:: Task inputs ::

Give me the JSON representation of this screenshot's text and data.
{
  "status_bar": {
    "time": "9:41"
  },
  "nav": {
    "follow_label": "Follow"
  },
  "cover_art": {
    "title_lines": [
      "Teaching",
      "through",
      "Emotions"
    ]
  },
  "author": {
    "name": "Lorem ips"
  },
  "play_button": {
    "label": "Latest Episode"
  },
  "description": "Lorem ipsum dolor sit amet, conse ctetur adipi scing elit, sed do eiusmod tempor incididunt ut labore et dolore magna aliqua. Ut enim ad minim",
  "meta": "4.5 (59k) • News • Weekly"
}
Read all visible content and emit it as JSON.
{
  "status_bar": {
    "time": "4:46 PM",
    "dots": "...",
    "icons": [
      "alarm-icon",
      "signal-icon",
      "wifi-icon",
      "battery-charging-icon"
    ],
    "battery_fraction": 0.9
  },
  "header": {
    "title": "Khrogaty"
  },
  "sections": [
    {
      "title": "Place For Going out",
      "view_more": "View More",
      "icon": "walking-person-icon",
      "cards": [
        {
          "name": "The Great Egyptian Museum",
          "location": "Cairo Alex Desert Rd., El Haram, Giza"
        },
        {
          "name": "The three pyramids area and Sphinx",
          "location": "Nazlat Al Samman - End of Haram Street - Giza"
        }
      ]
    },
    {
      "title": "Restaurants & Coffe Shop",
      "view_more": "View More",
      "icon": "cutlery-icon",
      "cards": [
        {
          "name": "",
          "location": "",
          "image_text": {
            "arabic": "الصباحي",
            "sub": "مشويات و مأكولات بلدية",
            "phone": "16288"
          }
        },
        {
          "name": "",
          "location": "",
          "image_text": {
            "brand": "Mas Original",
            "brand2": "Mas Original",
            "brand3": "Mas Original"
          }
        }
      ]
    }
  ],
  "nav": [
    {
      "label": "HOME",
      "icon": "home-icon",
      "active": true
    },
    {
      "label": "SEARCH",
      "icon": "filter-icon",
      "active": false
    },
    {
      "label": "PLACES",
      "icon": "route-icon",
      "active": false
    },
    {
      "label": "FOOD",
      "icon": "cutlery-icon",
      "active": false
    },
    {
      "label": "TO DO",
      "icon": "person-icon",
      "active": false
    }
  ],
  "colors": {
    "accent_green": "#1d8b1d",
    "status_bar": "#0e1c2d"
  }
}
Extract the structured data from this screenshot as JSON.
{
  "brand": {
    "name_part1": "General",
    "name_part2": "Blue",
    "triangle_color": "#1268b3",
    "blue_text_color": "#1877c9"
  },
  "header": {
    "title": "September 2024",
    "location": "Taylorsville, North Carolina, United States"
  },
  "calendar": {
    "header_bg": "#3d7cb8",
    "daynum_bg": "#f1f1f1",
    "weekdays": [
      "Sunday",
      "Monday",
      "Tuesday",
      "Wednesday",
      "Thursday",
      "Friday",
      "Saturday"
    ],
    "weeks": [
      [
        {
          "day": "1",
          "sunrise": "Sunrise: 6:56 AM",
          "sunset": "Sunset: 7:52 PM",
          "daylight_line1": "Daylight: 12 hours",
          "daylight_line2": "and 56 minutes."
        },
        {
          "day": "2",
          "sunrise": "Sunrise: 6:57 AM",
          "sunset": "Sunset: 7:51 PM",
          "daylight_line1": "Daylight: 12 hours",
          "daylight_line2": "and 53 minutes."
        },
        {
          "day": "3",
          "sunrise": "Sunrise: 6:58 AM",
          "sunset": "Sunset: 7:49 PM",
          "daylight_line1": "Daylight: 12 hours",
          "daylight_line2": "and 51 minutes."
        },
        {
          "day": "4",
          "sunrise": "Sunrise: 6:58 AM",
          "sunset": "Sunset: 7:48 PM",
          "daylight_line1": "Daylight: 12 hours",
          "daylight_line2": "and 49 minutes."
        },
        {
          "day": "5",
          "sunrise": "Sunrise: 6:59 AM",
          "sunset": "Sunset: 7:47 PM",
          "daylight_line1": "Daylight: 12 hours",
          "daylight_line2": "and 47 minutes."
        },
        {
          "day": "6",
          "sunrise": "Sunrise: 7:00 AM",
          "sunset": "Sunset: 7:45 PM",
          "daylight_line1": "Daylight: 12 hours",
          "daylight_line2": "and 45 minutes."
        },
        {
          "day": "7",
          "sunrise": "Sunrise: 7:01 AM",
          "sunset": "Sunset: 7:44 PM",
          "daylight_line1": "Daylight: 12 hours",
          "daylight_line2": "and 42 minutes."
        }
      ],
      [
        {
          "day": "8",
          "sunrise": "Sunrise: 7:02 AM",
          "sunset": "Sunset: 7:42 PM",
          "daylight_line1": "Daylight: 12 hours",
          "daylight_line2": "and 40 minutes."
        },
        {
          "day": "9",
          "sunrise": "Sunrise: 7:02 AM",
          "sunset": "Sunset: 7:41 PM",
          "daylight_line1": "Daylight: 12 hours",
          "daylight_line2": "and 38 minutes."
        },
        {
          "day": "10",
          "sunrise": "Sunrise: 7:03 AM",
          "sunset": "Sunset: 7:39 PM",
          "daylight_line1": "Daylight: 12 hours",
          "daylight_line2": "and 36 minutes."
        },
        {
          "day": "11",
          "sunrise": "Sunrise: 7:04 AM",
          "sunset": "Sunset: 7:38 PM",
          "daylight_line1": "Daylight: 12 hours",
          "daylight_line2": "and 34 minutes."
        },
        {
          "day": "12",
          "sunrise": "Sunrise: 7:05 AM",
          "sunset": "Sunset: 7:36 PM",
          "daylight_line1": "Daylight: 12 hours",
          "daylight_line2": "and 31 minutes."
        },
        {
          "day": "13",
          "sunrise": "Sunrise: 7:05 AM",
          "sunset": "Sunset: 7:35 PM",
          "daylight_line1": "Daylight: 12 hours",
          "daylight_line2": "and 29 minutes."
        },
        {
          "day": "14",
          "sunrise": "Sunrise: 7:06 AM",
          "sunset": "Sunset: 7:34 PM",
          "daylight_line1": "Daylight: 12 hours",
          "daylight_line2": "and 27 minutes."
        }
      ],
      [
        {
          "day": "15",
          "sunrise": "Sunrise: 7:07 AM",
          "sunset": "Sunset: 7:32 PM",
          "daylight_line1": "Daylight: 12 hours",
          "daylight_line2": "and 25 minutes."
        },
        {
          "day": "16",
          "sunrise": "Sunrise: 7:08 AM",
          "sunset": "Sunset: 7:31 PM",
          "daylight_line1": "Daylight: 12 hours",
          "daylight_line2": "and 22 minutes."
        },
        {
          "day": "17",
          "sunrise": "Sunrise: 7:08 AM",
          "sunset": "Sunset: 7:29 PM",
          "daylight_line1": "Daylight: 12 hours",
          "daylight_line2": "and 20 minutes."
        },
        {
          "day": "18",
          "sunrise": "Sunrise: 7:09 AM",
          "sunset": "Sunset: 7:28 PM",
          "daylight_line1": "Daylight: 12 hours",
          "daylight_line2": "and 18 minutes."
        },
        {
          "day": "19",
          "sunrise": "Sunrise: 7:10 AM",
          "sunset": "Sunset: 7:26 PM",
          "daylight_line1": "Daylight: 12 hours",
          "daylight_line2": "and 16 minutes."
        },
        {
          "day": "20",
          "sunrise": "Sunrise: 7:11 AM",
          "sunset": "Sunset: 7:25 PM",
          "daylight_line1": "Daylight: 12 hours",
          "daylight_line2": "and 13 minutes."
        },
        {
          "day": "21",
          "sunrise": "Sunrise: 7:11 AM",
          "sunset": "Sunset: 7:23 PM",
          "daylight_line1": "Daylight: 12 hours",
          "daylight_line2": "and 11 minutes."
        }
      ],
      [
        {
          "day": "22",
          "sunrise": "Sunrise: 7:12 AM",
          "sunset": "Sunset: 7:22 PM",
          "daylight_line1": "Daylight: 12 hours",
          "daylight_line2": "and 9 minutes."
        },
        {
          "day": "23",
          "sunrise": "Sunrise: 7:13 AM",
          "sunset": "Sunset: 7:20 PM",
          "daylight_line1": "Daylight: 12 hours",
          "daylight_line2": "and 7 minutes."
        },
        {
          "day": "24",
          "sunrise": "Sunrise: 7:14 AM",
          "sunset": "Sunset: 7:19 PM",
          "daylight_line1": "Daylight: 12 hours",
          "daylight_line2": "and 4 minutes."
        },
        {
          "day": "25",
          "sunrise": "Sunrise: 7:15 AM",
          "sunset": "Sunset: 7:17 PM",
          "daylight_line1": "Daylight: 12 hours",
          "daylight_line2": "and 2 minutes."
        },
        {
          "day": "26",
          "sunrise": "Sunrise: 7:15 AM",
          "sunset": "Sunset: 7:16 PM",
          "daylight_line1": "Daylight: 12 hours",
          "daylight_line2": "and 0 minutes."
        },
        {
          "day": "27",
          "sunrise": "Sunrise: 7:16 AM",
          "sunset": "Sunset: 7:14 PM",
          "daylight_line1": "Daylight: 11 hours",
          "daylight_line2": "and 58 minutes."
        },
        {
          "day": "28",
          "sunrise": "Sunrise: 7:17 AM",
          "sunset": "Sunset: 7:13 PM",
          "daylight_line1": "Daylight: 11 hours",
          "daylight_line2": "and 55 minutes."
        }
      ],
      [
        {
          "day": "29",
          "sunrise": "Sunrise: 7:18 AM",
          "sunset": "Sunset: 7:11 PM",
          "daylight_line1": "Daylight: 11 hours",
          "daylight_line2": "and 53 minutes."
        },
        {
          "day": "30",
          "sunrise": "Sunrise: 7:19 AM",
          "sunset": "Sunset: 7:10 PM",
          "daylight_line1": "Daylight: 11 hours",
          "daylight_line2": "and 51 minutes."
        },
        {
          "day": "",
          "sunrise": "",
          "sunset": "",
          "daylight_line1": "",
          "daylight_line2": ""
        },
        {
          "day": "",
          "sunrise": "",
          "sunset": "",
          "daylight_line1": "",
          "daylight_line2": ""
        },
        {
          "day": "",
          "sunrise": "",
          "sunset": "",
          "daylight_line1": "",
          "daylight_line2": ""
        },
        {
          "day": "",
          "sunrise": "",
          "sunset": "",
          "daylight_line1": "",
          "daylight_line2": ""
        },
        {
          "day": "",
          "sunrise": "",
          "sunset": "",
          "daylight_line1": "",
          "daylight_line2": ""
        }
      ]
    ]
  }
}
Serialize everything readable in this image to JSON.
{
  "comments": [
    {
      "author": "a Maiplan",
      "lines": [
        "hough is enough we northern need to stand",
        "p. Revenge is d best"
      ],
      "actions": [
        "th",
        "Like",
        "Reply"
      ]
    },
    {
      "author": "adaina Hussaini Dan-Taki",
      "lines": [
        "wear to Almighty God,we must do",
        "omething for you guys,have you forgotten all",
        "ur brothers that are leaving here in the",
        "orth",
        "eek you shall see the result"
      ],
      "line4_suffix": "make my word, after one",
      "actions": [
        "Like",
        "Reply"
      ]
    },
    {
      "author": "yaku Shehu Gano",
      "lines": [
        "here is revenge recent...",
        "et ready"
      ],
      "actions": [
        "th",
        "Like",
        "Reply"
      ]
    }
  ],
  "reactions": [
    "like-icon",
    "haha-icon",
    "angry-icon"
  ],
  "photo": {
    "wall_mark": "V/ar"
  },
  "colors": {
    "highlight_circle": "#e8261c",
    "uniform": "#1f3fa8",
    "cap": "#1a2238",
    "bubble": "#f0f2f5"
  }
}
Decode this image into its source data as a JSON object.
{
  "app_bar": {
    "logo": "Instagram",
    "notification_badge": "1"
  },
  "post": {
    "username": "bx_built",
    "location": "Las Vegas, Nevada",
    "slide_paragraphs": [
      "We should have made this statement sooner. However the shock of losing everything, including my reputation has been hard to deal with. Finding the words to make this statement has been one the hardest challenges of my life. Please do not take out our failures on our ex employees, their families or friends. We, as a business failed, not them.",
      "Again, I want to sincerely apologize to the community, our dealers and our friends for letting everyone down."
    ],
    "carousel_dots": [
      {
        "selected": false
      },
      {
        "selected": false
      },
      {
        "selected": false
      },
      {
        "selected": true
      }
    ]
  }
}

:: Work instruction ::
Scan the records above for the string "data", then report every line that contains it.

:: Reply ::
Give me the JSON representation of this screenshot's text and data.
Extract the structured data from this screenshot as JSON.
Decode this image into its source data as a JSON object.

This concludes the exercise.